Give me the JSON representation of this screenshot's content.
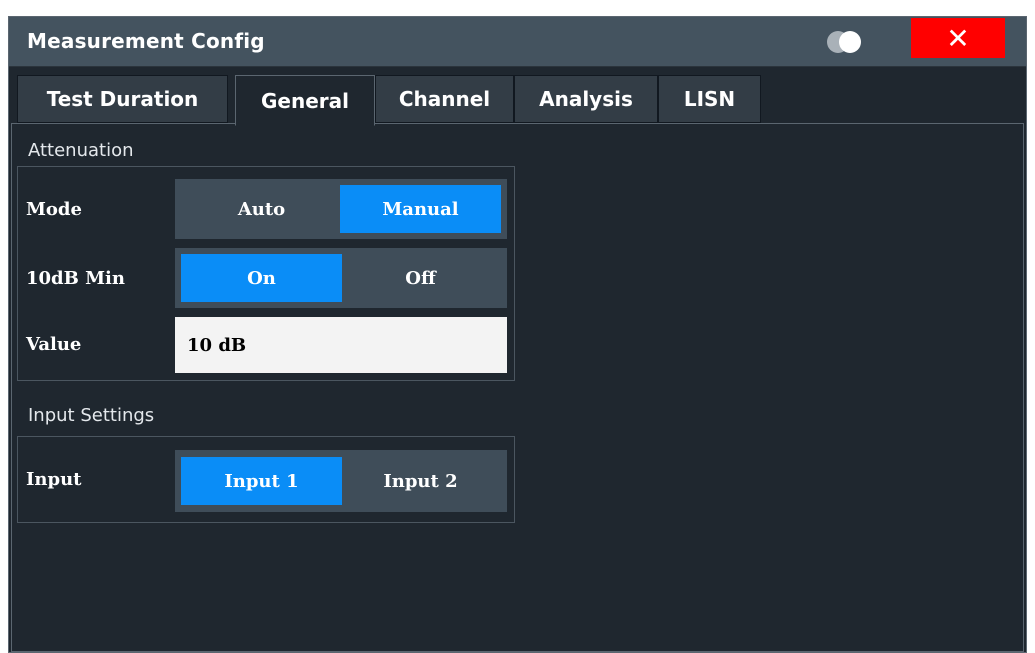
{
  "dialog": {
    "title": "Measurement Config",
    "close_label": "✕",
    "colors": {
      "accent": "#0a8df7",
      "close": "#ff0000",
      "titlebar": "#44535f",
      "background": "#1f272f"
    }
  },
  "tabs": [
    {
      "label": "Test Duration",
      "active": false
    },
    {
      "label": "General",
      "active": true
    },
    {
      "label": "Channel",
      "active": false
    },
    {
      "label": "Analysis",
      "active": false
    },
    {
      "label": "LISN",
      "active": false
    }
  ],
  "attenuation": {
    "group_label": "Attenuation",
    "mode": {
      "label": "Mode",
      "options": [
        "Auto",
        "Manual"
      ],
      "selected": "Manual"
    },
    "min10db": {
      "label": "10dB Min",
      "options": [
        "On",
        "Off"
      ],
      "selected": "On"
    },
    "value": {
      "label": "Value",
      "value": "10 dB"
    }
  },
  "input_settings": {
    "group_label": "Input Settings",
    "input": {
      "label": "Input",
      "options": [
        "Input 1",
        "Input 2"
      ],
      "selected": "Input 1"
    }
  }
}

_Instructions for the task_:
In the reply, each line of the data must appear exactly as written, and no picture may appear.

_Output of the exercise_:
Give me the JSON representation of this screenshot's content.
{
  "dialog": {
    "title": "Measurement Config",
    "close_label": "✕",
    "colors": {
      "accent": "#0a8df7",
      "close": "#ff0000",
      "titlebar": "#44535f",
      "background": "#1f272f"
    }
  },
  "tabs": [
    {
      "label": "Test Duration",
      "active": false
    },
    {
      "label": "General",
      "active": true
    },
    {
      "label": "Channel",
      "active": false
    },
    {
      "label": "Analysis",
      "active": false
    },
    {
      "label": "LISN",
      "active": false
    }
  ],
  "attenuation": {
    "group_label": "Attenuation",
    "mode": {
      "label": "Mode",
      "options": [
        "Auto",
        "Manual"
      ],
      "selected": "Manual"
    },
    "min10db": {
      "label": "10dB Min",
      "options": [
        "On",
        "Off"
      ],
      "selected": "On"
    },
    "value": {
      "label": "Value",
      "value": "10 dB"
    }
  },
  "input_settings": {
    "group_label": "Input Settings",
    "input": {
      "label": "Input",
      "options": [
        "Input 1",
        "Input 2"
      ],
      "selected": "Input 1"
    }
  }
}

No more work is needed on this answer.